Sometimes people need a good reminder of how things used to be. We could speed things up with tractors or increase our yield with a few chemicals, but when it comes to making good whiskey, some things just can’t be rushed.
A good team of mules are hard workers. Sometimes they’re slow, sometimes stubborn, but dedicated to getting the job done.
This is the second year we’ve teamed up with the Middle Tennessee Mule Skinners Association to disc our organic corn fields. Twelve teams came out Saturday and helped make farming look easy. The field they disced will become the corn that makes our authentic Tennessee Moonshine.
If you missed this year’s discing, be sure to come to our grand opening Saturday April 21 for free mule wagon rides, tours and Moonshine tasting. You can also catch a performance by the Tennessee Mafia Jug Band. And if the timing is right, we’ll have a few bottles of Shine for you to take home a genuine taste of this unique Tennessee experience.

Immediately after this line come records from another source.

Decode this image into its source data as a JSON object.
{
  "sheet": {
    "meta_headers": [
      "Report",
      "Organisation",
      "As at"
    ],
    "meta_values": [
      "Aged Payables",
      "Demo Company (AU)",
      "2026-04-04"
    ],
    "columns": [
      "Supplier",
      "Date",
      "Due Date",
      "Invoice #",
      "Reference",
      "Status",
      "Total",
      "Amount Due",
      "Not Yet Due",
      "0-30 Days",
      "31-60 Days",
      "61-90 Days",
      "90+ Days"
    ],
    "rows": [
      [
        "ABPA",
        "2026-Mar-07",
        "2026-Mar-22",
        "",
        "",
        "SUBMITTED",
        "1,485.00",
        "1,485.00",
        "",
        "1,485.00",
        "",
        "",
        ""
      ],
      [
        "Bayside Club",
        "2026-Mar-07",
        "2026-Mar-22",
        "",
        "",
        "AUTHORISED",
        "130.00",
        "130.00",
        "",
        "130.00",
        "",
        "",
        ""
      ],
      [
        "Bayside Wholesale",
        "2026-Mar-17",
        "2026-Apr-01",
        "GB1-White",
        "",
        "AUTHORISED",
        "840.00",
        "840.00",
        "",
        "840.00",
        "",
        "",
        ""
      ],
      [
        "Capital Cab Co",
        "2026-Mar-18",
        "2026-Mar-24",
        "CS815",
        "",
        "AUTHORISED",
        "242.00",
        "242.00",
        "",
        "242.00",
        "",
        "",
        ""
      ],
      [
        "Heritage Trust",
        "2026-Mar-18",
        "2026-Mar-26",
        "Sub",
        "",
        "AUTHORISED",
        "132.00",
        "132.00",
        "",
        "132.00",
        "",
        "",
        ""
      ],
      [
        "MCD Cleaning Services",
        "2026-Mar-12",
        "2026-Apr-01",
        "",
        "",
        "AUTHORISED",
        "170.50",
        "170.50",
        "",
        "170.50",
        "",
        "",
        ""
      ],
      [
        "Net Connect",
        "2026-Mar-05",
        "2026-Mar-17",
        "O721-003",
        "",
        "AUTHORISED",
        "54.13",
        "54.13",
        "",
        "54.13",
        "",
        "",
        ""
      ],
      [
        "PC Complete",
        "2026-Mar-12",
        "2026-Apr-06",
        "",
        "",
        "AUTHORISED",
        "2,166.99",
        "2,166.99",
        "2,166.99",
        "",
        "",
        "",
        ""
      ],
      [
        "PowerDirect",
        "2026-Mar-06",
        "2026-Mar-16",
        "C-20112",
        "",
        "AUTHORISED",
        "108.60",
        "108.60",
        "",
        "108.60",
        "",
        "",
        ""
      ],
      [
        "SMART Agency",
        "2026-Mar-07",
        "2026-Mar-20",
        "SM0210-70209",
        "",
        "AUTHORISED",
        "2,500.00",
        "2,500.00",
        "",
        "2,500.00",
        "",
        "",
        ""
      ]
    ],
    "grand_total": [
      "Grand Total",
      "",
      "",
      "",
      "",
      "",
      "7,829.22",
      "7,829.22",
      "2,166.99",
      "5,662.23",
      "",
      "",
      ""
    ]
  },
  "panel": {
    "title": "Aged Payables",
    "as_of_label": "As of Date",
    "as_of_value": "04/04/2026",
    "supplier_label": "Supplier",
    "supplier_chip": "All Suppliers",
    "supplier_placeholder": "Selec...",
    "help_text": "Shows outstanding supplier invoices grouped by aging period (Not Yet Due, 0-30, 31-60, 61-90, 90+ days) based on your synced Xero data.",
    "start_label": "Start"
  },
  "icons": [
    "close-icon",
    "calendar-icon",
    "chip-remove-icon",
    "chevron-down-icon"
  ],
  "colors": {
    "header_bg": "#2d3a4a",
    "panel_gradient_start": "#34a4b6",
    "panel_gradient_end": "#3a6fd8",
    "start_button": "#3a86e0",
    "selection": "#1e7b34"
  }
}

Video from our Spring Planting 2011 at Short Mountain Distillery.
Saturday morning April 14 starting around 10, bring the family and a couple of lawn chairs out to the distillery to watch us disc our organic corn fields with 12 mule teams from the Middle Tennessee Muleskinner’s Association.
We had so much fun discing the fields last Spring with mules that we decided to do it again this year. It might take a little longer to get done, but every thing about it just feels right to us. See y’all Saturday!
Bobby Self brought his combine and a couple of friends to the farm today and helped us shell about 300 bushels of our first organic corn. He had already finished his harvest, and like most neighbors he wanted to do what he could to help us get our first batches of whiskey and moonshine going at Short Mountain Distillery.
There isn’t a day that goes by that I’m not humbled by how much people are connecting with what we’re doing on Short Mountain. They want to help because they want to see our country get back to work. They know we’ve gone out of our way to make sure our equipment was made by our friends and neighbors right here at home. They see our shared values and our determination in action. Most importantly, they see America’s story.
I want to invite you to connect with a growing community of neighbors and friends who are ready to help export to the world a genuine taste of Tennessee’s rich agricultural heritage. Join us on Facebook and be a part of our shared dreams and aspirations at Short Mountain Distillery.
John Whittemore steers the corn picker and gravity wagon to harvest. We’re harvesting our first seven acres of organic corn today and hoping to get at least 50-60 bushels of shelled corn per acre. The corn will be shelled and stored on site and later stone-milled at Still House #1.
Starting next year, the farm will plant 20 acres of rotational organic corn crops on the 300 acre farm while securing the rest of the distillery’s grain needs from local farmers. We’re aiming to complete our USDA Certified Organic process next summer to preserve the land and water for generations to come.
John Whittemore shares how organic and permaculture farm practices used by Short Mountain Distillery honor our agricultural heritage. You can hear the guys from the CO-OP putting together our grain bin in the back ground.
Short Mountain Distillery planted 7 acres of organic corn you see featured in this video. The test went very well, and John is busy planning 20 rotational acres of organic corn on Billy’s 300 acre farm for next year.
John Whittemore got the corn cultivated on what was likely the hottest day we’ve had so far. This is where our moonshine and whiskey are born, just like it has been on Short Mountain for well over 100 years.